◆ Task requirements:
Filter this data down to the lines that hold "earn", and copy them.

◆ Records provided:
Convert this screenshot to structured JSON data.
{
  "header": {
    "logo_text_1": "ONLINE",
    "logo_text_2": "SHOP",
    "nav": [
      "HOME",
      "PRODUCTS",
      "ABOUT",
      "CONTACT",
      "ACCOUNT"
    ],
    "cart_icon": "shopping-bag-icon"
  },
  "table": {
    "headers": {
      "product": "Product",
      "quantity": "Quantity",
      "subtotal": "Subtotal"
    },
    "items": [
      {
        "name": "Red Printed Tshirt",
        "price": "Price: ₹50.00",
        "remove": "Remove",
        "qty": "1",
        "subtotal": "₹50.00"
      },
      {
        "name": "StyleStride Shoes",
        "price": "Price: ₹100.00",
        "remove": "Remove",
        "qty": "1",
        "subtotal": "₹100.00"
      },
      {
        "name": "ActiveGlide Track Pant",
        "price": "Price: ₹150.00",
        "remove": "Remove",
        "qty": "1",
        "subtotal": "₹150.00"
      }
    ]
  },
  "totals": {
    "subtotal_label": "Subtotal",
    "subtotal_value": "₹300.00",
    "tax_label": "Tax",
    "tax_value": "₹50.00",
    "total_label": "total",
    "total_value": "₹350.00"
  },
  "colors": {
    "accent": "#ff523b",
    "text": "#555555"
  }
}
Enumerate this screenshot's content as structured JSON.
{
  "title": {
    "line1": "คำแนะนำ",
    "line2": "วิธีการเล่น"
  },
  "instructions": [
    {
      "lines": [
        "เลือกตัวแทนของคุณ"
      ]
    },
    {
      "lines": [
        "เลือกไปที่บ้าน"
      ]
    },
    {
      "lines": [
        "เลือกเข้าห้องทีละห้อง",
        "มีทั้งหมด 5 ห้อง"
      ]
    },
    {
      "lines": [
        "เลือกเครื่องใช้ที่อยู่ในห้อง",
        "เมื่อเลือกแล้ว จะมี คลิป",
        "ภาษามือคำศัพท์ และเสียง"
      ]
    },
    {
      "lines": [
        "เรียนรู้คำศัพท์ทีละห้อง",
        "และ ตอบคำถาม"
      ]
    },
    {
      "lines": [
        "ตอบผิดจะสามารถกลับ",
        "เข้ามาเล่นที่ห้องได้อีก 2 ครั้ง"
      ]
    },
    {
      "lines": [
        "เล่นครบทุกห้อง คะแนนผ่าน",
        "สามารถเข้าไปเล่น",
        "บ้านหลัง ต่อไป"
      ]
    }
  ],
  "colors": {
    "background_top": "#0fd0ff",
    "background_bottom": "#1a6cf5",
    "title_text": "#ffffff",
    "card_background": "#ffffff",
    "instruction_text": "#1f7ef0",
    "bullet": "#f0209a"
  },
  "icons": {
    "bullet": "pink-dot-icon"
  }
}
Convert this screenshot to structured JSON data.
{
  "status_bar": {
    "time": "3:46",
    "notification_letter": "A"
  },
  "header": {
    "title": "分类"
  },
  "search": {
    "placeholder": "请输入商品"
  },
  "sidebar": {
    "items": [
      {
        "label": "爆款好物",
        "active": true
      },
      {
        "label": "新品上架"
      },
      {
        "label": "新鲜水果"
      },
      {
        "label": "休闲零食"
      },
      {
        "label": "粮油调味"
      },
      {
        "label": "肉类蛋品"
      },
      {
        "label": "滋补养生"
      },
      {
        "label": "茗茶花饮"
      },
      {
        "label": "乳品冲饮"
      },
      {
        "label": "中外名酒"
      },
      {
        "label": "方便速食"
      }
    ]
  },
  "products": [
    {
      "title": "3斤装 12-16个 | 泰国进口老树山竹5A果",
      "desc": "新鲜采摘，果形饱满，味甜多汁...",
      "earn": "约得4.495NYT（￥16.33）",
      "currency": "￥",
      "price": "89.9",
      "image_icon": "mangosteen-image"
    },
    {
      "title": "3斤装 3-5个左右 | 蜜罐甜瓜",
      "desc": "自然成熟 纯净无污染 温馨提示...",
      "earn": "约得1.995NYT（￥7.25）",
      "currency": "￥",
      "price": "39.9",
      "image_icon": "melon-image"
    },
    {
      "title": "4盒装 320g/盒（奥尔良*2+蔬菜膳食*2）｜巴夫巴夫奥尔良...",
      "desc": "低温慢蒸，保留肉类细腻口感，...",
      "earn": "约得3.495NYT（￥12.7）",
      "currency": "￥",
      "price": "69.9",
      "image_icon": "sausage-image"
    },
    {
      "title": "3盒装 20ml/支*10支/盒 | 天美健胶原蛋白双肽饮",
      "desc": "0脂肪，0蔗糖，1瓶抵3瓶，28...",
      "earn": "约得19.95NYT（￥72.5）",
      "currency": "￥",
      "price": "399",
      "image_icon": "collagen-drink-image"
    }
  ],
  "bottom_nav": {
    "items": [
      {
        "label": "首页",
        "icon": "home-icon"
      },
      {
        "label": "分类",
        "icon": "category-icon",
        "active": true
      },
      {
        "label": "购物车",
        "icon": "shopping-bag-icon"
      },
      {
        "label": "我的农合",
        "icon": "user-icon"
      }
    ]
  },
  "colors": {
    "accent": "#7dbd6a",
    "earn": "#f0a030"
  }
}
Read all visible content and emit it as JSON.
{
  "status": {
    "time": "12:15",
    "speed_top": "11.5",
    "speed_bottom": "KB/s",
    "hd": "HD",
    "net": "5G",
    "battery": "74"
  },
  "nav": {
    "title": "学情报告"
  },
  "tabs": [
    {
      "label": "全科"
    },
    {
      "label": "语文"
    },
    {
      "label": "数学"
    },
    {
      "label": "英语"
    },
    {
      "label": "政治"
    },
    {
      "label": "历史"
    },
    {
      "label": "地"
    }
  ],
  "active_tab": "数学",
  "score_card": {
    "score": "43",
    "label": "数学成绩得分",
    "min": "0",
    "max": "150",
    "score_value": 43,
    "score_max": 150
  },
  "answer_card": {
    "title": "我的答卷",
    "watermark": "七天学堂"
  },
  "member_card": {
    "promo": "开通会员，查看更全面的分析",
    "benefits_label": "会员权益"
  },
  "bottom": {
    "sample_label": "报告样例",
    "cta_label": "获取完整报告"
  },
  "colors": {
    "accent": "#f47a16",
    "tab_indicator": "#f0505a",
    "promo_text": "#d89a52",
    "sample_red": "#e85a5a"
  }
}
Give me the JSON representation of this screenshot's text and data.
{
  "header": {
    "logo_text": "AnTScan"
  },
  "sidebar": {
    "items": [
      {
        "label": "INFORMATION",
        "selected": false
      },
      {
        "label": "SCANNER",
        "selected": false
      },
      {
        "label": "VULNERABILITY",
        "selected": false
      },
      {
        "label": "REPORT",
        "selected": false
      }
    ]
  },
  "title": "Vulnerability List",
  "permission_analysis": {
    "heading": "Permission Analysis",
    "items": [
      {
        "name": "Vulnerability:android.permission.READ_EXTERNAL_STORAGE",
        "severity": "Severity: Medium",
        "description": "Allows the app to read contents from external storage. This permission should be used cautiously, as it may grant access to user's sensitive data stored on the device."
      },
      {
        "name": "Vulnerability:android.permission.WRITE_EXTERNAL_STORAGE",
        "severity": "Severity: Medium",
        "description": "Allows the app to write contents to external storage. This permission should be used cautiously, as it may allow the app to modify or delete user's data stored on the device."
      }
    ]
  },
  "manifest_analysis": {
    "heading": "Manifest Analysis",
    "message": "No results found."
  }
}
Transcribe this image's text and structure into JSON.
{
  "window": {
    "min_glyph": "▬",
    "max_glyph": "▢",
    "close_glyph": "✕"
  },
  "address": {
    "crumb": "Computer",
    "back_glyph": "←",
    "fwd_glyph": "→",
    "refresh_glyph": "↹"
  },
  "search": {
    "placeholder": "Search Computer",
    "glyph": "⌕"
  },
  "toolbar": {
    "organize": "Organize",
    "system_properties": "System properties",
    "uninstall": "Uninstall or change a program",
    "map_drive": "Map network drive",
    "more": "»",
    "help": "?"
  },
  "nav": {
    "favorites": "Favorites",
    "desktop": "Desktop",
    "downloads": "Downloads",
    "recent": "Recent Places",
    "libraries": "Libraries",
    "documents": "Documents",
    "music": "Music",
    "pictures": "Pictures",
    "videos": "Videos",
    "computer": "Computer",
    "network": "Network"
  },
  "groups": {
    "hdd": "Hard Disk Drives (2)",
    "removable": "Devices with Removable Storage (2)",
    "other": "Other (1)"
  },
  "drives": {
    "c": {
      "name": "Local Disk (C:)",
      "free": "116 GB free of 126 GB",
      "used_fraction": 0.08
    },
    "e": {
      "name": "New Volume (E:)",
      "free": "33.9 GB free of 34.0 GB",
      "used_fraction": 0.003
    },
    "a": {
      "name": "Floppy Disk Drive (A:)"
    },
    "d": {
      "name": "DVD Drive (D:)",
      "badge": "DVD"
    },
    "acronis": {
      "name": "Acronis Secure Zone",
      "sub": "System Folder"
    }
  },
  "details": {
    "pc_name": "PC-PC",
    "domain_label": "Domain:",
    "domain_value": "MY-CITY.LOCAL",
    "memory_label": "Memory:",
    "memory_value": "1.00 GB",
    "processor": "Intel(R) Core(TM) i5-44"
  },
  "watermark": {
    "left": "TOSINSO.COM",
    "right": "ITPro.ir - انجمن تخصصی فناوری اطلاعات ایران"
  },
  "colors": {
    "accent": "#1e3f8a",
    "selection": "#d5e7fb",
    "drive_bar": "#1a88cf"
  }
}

◆ Result for this exercise:
      "earn": "约得4.495NYT（￥16.33）",
      "earn": "约得1.995NYT（￥7.25）",
      "earn": "约得3.495NYT（￥12.7）",
      "earn": "约得19.95NYT（￥72.5）",
    "earn": "#f0a030"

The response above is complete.